PROBLEM TO SOLVE >>
Below are entries; count each line that holds the word "沉迷网络究竟怎么办" and report the number without any other words.

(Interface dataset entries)
-----
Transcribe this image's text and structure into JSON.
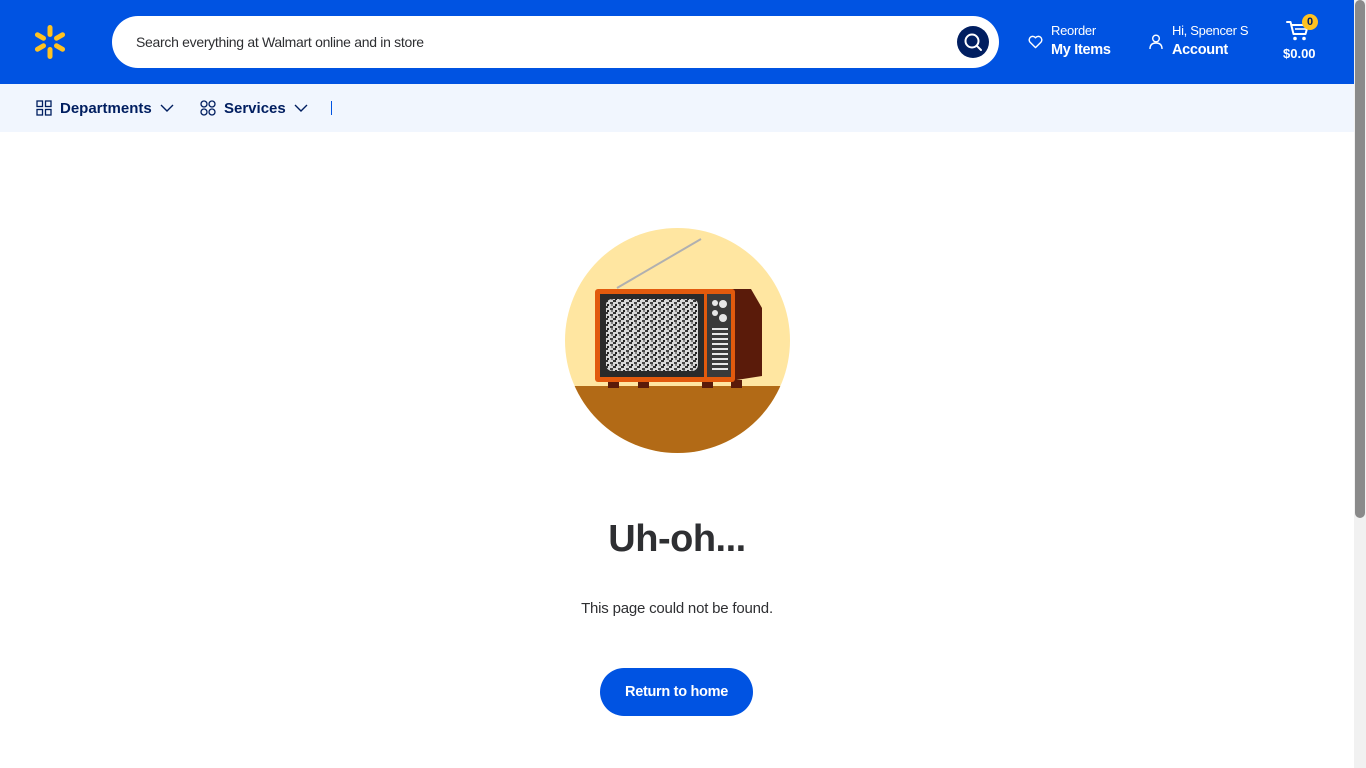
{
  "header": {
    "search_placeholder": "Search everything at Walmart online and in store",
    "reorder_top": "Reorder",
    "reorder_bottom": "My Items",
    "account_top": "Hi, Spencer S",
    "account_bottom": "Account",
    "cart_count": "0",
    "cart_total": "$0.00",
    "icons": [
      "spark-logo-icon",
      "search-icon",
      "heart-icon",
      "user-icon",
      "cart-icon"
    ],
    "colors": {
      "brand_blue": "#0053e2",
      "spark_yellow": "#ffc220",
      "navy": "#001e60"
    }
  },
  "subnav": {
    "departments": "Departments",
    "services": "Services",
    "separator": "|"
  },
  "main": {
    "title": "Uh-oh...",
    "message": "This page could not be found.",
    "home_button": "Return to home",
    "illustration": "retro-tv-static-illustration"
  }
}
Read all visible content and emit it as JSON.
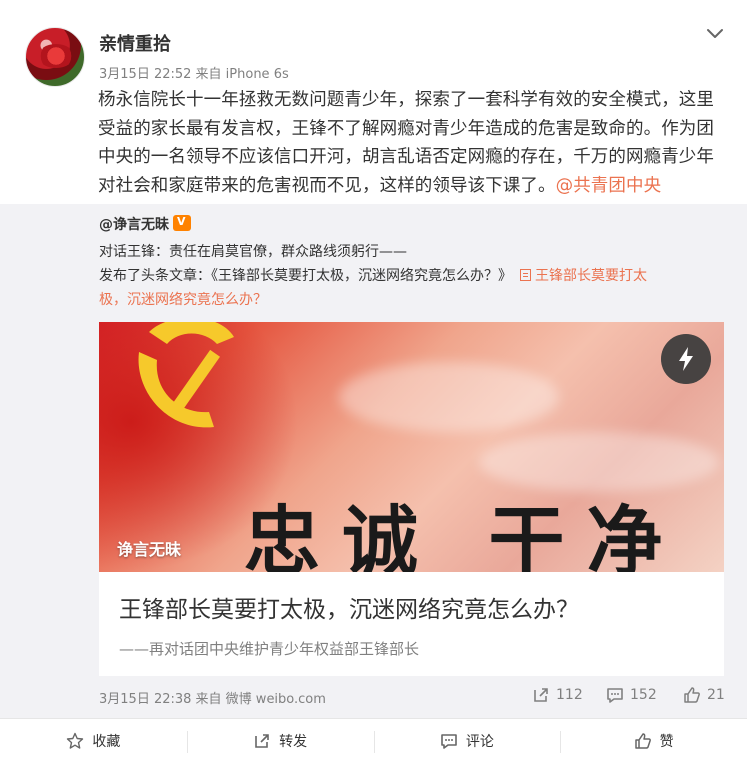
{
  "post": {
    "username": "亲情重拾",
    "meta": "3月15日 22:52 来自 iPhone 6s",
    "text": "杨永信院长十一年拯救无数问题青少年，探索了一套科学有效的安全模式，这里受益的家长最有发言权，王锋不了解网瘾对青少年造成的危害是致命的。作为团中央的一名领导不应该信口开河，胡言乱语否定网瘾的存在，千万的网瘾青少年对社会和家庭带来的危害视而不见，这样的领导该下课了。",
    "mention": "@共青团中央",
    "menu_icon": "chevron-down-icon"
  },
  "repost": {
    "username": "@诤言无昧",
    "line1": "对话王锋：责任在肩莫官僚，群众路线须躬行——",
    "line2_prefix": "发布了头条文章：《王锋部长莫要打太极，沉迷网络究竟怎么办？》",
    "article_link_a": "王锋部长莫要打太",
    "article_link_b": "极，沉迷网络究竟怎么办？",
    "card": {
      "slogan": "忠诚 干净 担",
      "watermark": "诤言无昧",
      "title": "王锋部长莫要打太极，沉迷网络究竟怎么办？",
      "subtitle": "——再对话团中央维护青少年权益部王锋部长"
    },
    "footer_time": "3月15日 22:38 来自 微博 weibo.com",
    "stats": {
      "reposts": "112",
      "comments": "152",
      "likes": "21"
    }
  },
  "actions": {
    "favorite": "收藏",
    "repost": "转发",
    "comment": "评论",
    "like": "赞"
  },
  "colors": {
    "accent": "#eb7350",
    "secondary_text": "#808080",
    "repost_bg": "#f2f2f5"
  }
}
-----
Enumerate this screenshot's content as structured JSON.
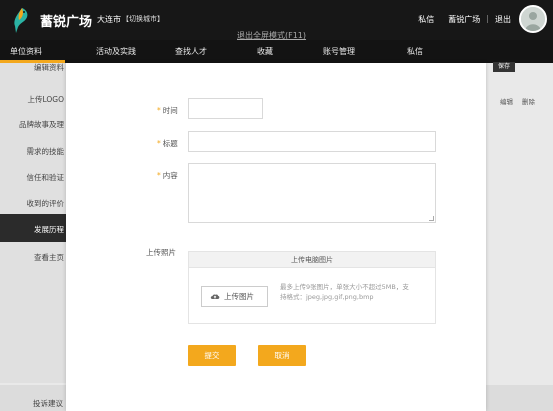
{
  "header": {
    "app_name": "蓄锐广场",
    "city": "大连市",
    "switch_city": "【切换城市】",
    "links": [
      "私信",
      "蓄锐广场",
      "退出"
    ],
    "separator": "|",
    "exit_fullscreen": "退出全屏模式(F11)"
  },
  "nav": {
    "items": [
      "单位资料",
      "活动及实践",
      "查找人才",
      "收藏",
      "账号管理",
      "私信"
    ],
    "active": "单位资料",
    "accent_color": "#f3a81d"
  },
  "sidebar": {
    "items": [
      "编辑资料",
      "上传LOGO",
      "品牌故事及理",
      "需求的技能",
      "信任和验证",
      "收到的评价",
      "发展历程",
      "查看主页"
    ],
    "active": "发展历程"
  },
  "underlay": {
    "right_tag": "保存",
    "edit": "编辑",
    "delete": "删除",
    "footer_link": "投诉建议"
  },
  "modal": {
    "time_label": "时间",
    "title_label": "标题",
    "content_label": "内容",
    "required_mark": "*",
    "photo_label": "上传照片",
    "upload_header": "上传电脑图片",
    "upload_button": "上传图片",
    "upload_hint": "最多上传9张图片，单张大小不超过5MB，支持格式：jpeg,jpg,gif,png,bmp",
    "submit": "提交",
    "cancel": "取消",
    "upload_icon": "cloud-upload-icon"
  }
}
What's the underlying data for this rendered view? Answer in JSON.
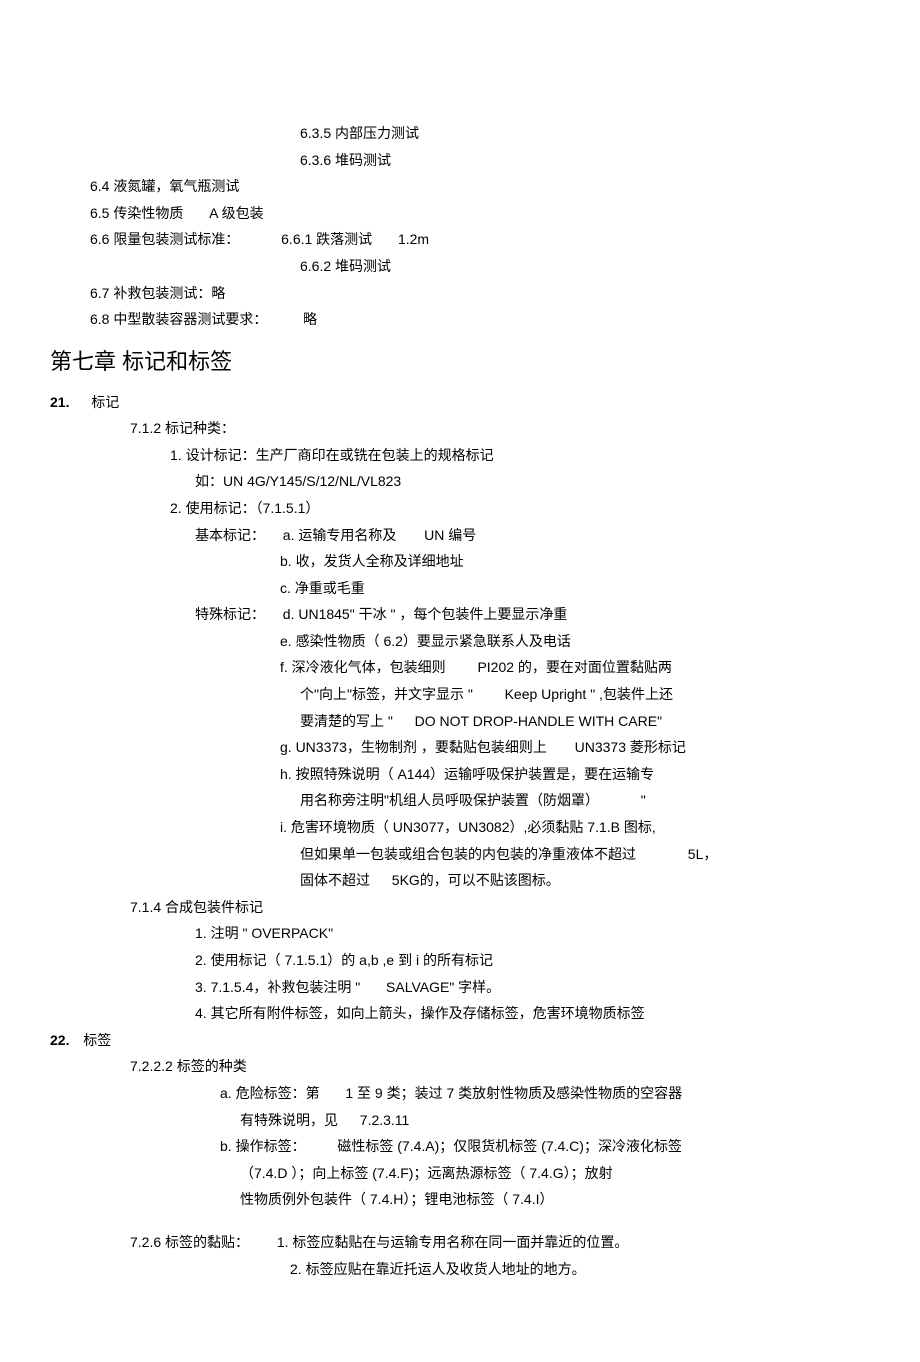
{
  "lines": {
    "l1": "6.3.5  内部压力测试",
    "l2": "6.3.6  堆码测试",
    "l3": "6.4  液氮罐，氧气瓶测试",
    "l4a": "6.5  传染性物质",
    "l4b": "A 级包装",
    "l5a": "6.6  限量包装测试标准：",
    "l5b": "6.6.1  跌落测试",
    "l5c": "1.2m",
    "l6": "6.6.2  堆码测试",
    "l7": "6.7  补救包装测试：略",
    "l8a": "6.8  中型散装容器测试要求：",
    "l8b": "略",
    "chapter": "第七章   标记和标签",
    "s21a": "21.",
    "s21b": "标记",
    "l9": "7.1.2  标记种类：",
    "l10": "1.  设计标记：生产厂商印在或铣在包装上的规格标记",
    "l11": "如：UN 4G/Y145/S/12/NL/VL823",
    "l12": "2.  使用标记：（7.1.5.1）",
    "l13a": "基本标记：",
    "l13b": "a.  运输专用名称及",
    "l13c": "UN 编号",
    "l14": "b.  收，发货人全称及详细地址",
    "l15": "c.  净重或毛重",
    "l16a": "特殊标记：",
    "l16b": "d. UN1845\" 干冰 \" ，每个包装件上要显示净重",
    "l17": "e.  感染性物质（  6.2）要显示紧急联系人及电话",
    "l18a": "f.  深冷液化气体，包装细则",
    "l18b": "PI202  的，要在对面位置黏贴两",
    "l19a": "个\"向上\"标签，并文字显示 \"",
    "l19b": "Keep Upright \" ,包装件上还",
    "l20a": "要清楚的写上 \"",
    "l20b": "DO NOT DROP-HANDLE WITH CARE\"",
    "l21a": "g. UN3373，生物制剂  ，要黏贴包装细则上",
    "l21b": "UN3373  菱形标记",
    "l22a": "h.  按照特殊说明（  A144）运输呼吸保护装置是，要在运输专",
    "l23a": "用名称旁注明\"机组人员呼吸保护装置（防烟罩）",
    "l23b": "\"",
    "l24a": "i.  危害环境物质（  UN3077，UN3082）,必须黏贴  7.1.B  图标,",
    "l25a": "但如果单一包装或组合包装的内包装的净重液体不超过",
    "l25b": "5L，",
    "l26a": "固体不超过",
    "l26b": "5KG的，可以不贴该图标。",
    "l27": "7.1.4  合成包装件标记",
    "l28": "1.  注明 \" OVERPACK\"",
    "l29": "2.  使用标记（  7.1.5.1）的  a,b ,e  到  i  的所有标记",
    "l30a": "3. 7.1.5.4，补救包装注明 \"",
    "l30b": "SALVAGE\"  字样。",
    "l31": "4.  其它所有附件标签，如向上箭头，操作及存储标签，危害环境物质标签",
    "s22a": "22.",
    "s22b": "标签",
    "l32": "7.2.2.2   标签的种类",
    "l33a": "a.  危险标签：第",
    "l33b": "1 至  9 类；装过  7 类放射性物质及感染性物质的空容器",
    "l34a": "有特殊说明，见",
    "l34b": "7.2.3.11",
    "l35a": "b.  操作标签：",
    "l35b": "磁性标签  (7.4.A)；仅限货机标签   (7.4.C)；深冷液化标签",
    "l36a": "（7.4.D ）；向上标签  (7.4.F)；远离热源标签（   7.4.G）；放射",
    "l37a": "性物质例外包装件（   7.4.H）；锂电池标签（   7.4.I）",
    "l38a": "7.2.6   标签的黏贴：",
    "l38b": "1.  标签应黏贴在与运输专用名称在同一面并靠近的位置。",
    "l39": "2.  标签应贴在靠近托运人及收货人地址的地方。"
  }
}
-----
REPLY >>
3